  If you are not using acidic chemical fertilizers, a normally acidic soil may not require liming again for several years, if ever. Then again, if your soil is porous sand in a high-rainfall area, pH testing may show a need for liming every other year. Just be careful to never apply lime unless a pH test shows it is needed, and never use it where you are growing plants that prefer acidic soil conditions, such as blueberries and azaleas.

  If you have exceptionally alkaline, high-pH soil, you can often tame it by adding organic matter and powdered sulfur. However, sulfur may do little good in alkaline soil that is rich in free lime, also known as calcium carbonate. You can test for free lime by covering a soil sample with vinegar; if it bubbles, you have free lime and should consider gardening in beds filled with non-native soil.

  Extension experts in places where alkaline soil predominates emphasize that most plants will grow well in organically improved soil with a pH as high as 7.5, and improving soil quality with organic matter — rather than lowering the pH — should be your primary goal. Alkaline soil can be stubborn about releasing its valuable phosphorus to plants, so amend it every chance you get with composted manure, which has been found to solve several problems associated with high pH levels. The humic acids in both composted manure and vermicompost help make phosphorus available to plants grown in alkaline soil, as does the presence of rotted plant tissues from both regular compost and cover crops.
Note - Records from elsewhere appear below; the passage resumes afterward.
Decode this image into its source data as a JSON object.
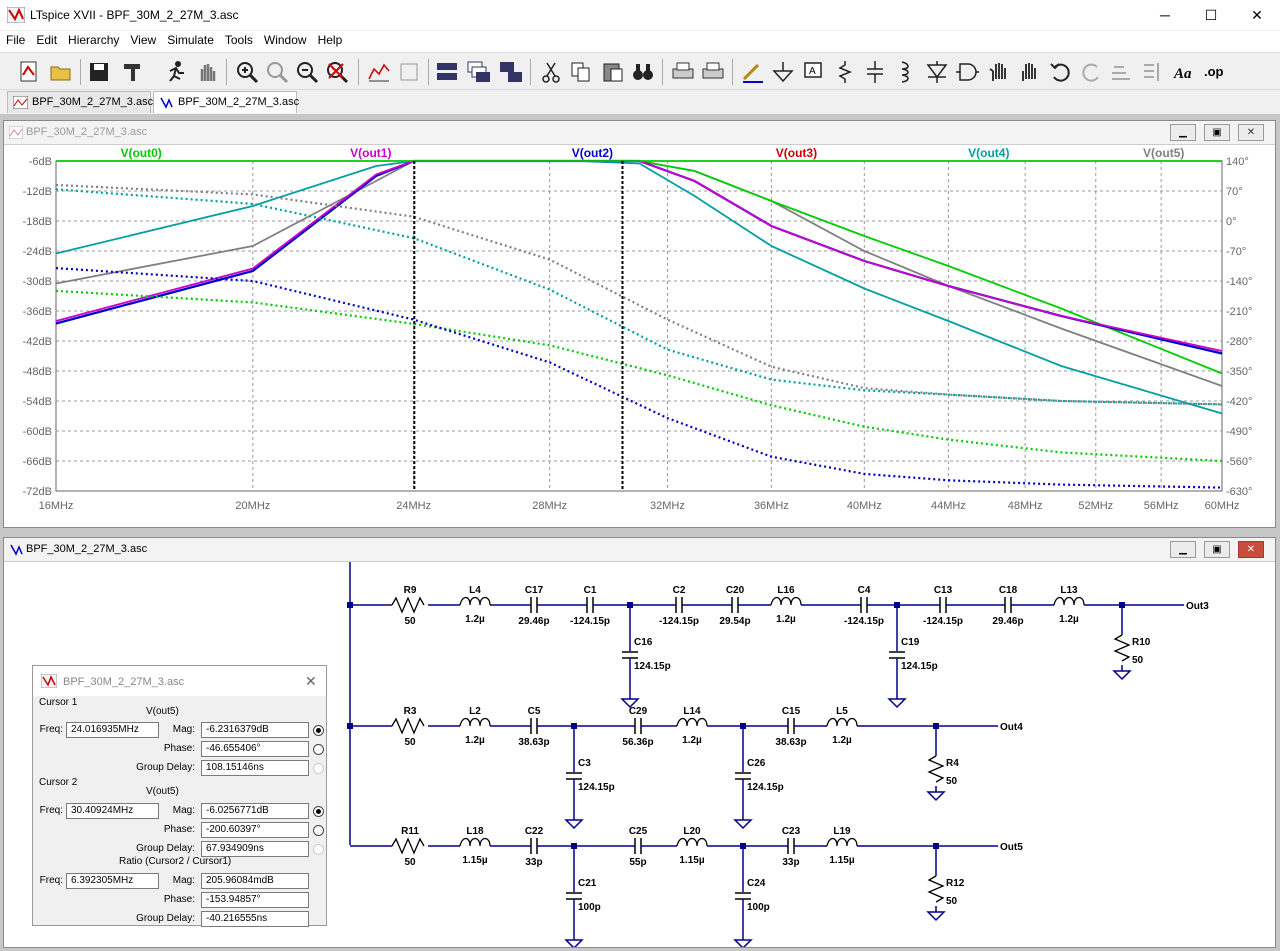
{
  "window": {
    "title": "LTspice XVII - BPF_30M_2_27M_3.asc",
    "minimize": "─",
    "maximize": "☐",
    "close": "✕"
  },
  "menu": [
    "File",
    "Edit",
    "Hierarchy",
    "View",
    "Simulate",
    "Tools",
    "Window",
    "Help"
  ],
  "tabs": [
    {
      "label": "BPF_30M_2_27M_3.asc",
      "icon": "waveform-icon"
    },
    {
      "label": "BPF_30M_2_27M_3.asc",
      "icon": "schematic-icon"
    }
  ],
  "plot": {
    "title": "BPF_30M_2_27M_3.asc",
    "traces": [
      {
        "name": "V(out0)",
        "color": "#00cc00"
      },
      {
        "name": "V(out1)",
        "color": "#cc00cc"
      },
      {
        "name": "V(out2)",
        "color": "#0000cc"
      },
      {
        "name": "V(out3)",
        "color": "#cc0000"
      },
      {
        "name": "V(out4)",
        "color": "#00a0a0"
      },
      {
        "name": "V(out5)",
        "color": "#808080"
      }
    ],
    "y_left": [
      "-6dB",
      "-12dB",
      "-18dB",
      "-24dB",
      "-30dB",
      "-36dB",
      "-42dB",
      "-48dB",
      "-54dB",
      "-60dB",
      "-66dB",
      "-72dB"
    ],
    "y_right": [
      "140°",
      "70°",
      "0°",
      "-70°",
      "-140°",
      "-210°",
      "-280°",
      "-350°",
      "-420°",
      "-490°",
      "-560°",
      "-630°"
    ],
    "x_ticks": [
      "16MHz",
      "20MHz",
      "24MHz",
      "28MHz",
      "32MHz",
      "36MHz",
      "40MHz",
      "44MHz",
      "48MHz",
      "52MHz",
      "56MHz",
      "60MHz"
    ]
  },
  "schematic": {
    "title": "BPF_30M_2_27M_3.asc",
    "row1": {
      "labels": [
        [
          "R9",
          "50"
        ],
        [
          "L4",
          "1.2µ"
        ],
        [
          "C17",
          "29.46p"
        ],
        [
          "C1",
          "-124.15p"
        ],
        [
          "C2",
          "-124.15p"
        ],
        [
          "C20",
          "29.54p"
        ],
        [
          "L16",
          "1.2µ"
        ],
        [
          "C4",
          "-124.15p"
        ],
        [
          "C13",
          "-124.15p"
        ],
        [
          "C18",
          "29.46p"
        ],
        [
          "L13",
          "1.2µ"
        ]
      ],
      "shunts": [
        [
          "C16",
          "124.15p"
        ],
        [
          "C19",
          "124.15p"
        ]
      ],
      "load": [
        "R10",
        "50"
      ],
      "out": "Out3"
    },
    "row2": {
      "labels": [
        [
          "R3",
          "50"
        ],
        [
          "L2",
          "1.2µ"
        ],
        [
          "C5",
          "38.63p"
        ],
        [
          "C29",
          "56.36p"
        ],
        [
          "L14",
          "1.2µ"
        ],
        [
          "C15",
          "38.63p"
        ],
        [
          "L5",
          "1.2µ"
        ]
      ],
      "shunts": [
        [
          "C3",
          "124.15p"
        ],
        [
          "C26",
          "124.15p"
        ]
      ],
      "load": [
        "R4",
        "50"
      ],
      "out": "Out4"
    },
    "row3": {
      "labels": [
        [
          "R11",
          "50"
        ],
        [
          "L18",
          "1.15µ"
        ],
        [
          "C22",
          "33p"
        ],
        [
          "C25",
          "55p"
        ],
        [
          "L20",
          "1.15µ"
        ],
        [
          "C23",
          "33p"
        ],
        [
          "L19",
          "1.15µ"
        ]
      ],
      "shunts": [
        [
          "C21",
          "100p"
        ],
        [
          "C24",
          "100p"
        ]
      ],
      "load": [
        "R12",
        "50"
      ],
      "out": "Out5"
    }
  },
  "cursor_panel": {
    "title": "BPF_30M_2_27M_3.asc",
    "cursor1": {
      "header": "Cursor 1",
      "trace": "V(out5)",
      "freq_label": "Freq:",
      "freq": "24.016935MHz",
      "mag_label": "Mag:",
      "mag": "-6.2316379dB",
      "phase_label": "Phase:",
      "phase": "-46.655406°",
      "gd_label": "Group Delay:",
      "gd": "108.15146ns"
    },
    "cursor2": {
      "header": "Cursor 2",
      "trace": "V(out5)",
      "freq_label": "Freq:",
      "freq": "30.40924MHz",
      "mag_label": "Mag:",
      "mag": "-6.0256771dB",
      "phase_label": "Phase:",
      "phase": "-200.60397°",
      "gd_label": "Group Delay:",
      "gd": "67.934909ns"
    },
    "ratio": {
      "header": "Ratio (Cursor2 / Cursor1)",
      "freq_label": "Freq:",
      "freq": "6.392305MHz",
      "mag_label": "Mag:",
      "mag": "205.96084mdB",
      "phase_label": "Phase:",
      "phase": "-153.94857°",
      "gd_label": "Group Delay:",
      "gd": "-40.216555ns"
    }
  }
}
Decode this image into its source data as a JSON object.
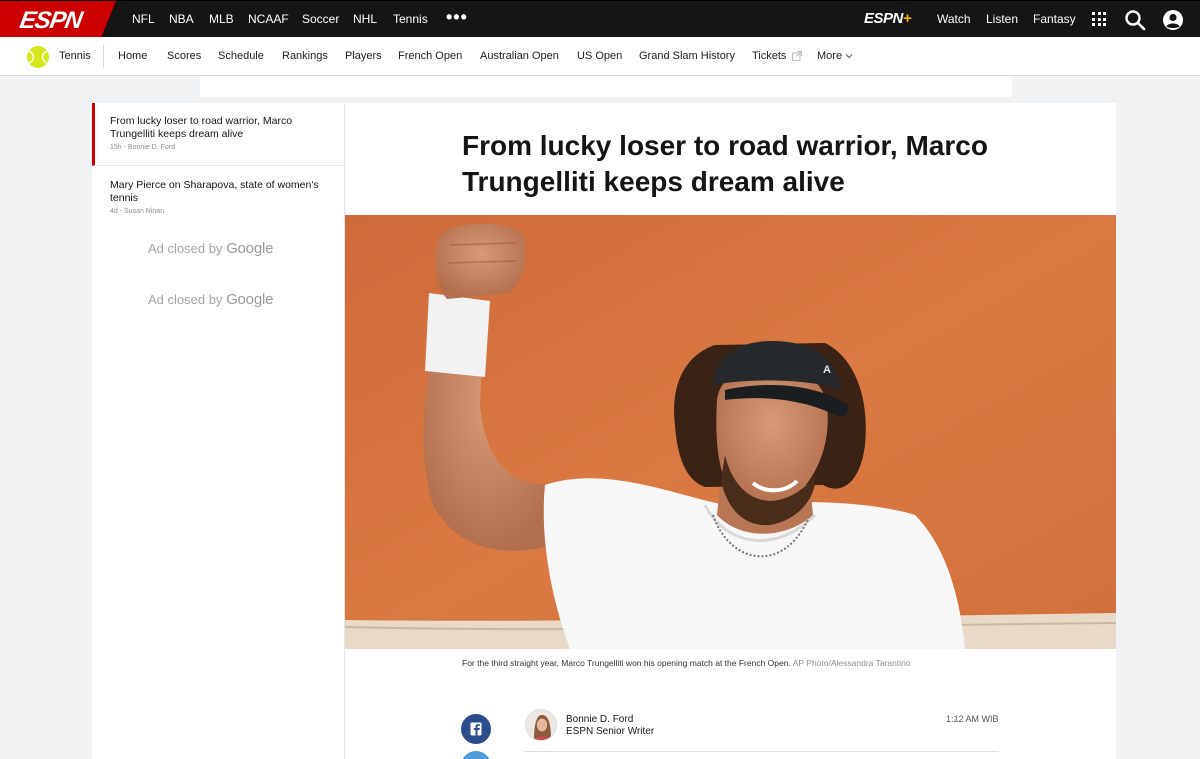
{
  "global_nav": {
    "logo": "ESPN",
    "links": [
      "NFL",
      "NBA",
      "MLB",
      "NCAAF",
      "Soccer",
      "NHL",
      "Tennis"
    ],
    "more": "•••",
    "espn_plus_logo": "ESPN",
    "espn_plus_mark": "+",
    "right_links": [
      "Watch",
      "Listen",
      "Fantasy"
    ],
    "icons": [
      "apps-grid-icon",
      "search-icon",
      "user-icon"
    ]
  },
  "sub_nav": {
    "sport": "Tennis",
    "links": [
      "Home",
      "Scores",
      "Schedule",
      "Rankings",
      "Players",
      "French Open",
      "Australian Open",
      "US Open",
      "Grand Slam History",
      "Tickets",
      "More"
    ]
  },
  "sidebar": {
    "stories": [
      {
        "title": "From lucky loser to road warrior, Marco Trungelliti keeps dream alive",
        "meta": "15h - Bonnie D. Ford"
      },
      {
        "title": "Mary Pierce on Sharapova, state of women's tennis",
        "meta": "4d - Susan Ninan"
      }
    ],
    "ads": [
      {
        "text": "Ad closed by",
        "brand": "Google"
      },
      {
        "text": "Ad closed by",
        "brand": "Google"
      }
    ]
  },
  "article": {
    "headline": "From lucky loser to road warrior, Marco Trungelliti keeps dream alive",
    "caption": "For the third straight year, Marco Trungelliti won his opening match at the French Open.",
    "credit": "AP Photo/Alessandra Tarantino",
    "author_name": "Bonnie D. Ford",
    "author_title": "ESPN Senior Writer",
    "timestamp": "1:12 AM WIB"
  },
  "colors": {
    "espn_red": "#cc0000",
    "nav_bg": "#151515",
    "clay": "#d9713c",
    "facebook": "#2d4e8c",
    "twitter": "#4f9ad8"
  }
}
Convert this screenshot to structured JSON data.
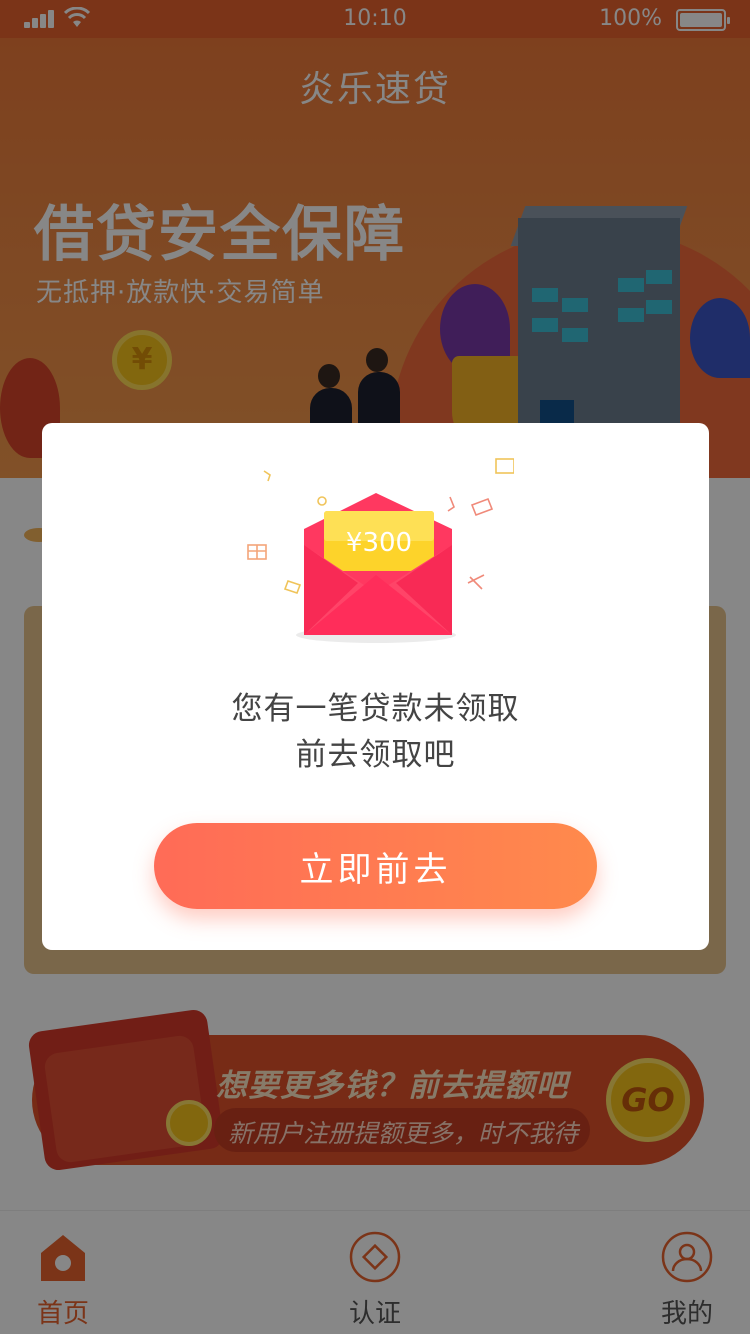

Acidic mulches, such as pine needles, can help lower soil pH slightly, but other mulches, such as bark or wood chips, have little effect on soil pH.

  Special thanks to motherearthnews.com for the information!

Read more: http://www.motherearthnews.com/organic-gardening/soil-ph-zm0z14amzkin.aspx#ixzz2wEdP0Wlg